=== Input data ===

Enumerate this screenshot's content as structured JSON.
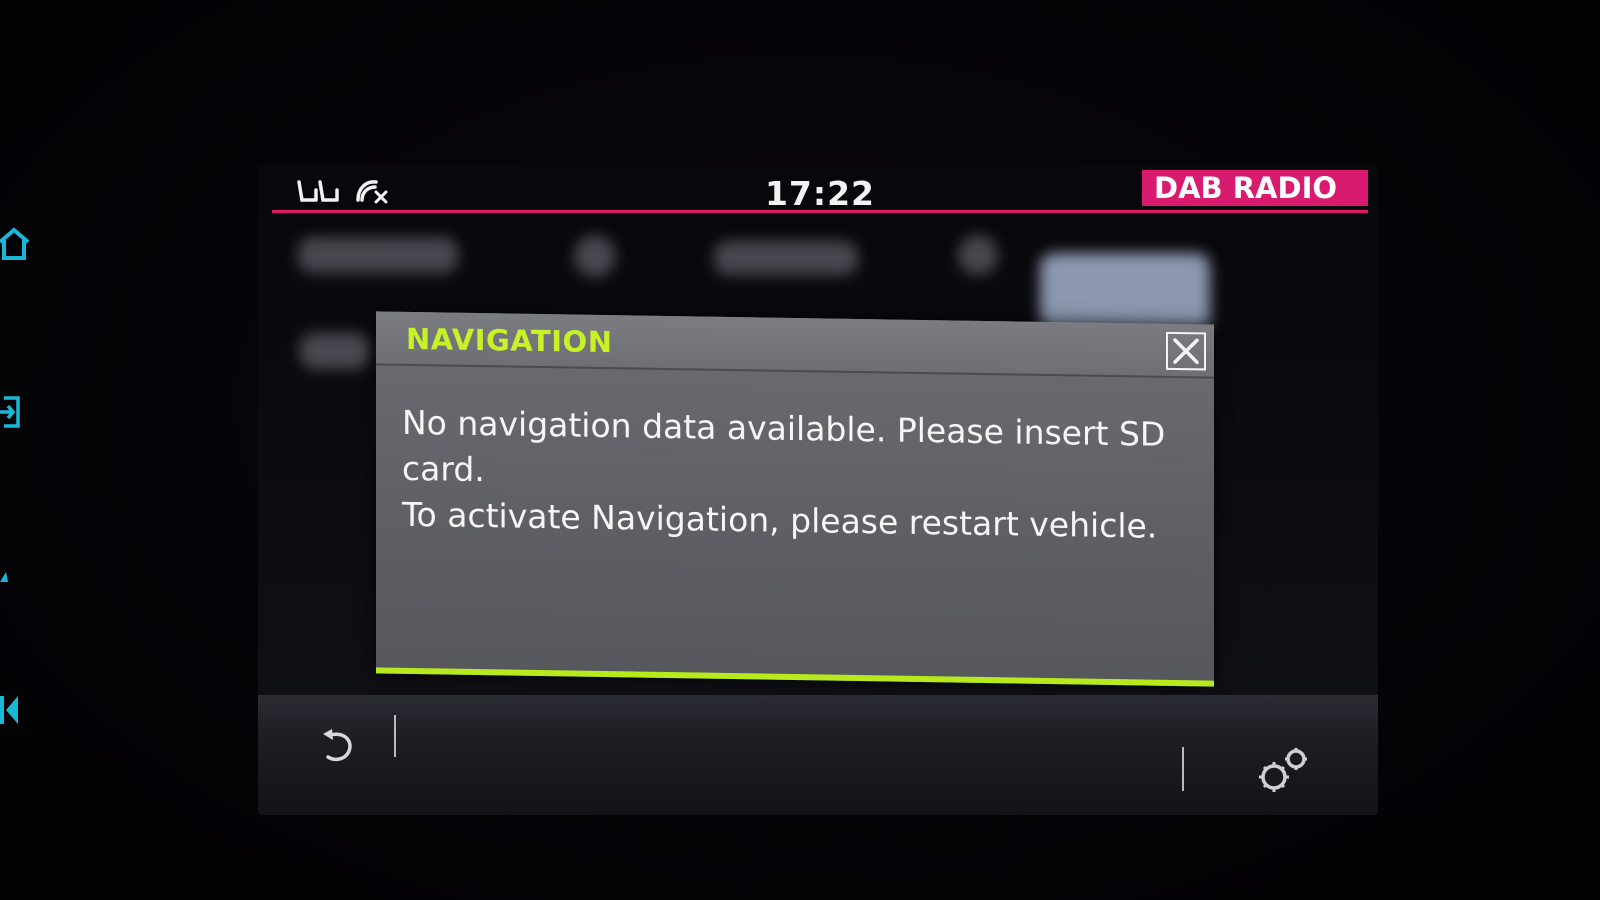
{
  "status_bar": {
    "clock": "17:22",
    "source_label": "DAB RADIO",
    "icons": [
      "seat-heating-icon",
      "phone-disconnected-icon"
    ]
  },
  "dialog": {
    "title": "NAVIGATION",
    "message_line1": "No navigation data available. Please insert SD card.",
    "message_line2": "To activate Navigation, please restart vehicle.",
    "close_icon": "close-icon"
  },
  "bottom_bar": {
    "back_icon": "back-arrow-icon",
    "settings_icon": "settings-gears-icon"
  },
  "side_controls": [
    "home-icon",
    "source-icon",
    "triangle-icon",
    "skip-back-icon"
  ],
  "colors": {
    "accent_pink": "#d81b6e",
    "accent_green": "#c6f227",
    "side_cyan": "#19b8d6",
    "dialog_gray": "#6c6d72"
  }
}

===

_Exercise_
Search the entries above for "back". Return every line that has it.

_Problem solution_
    "back_icon": "back-arrow-icon",
    "skip-back-icon"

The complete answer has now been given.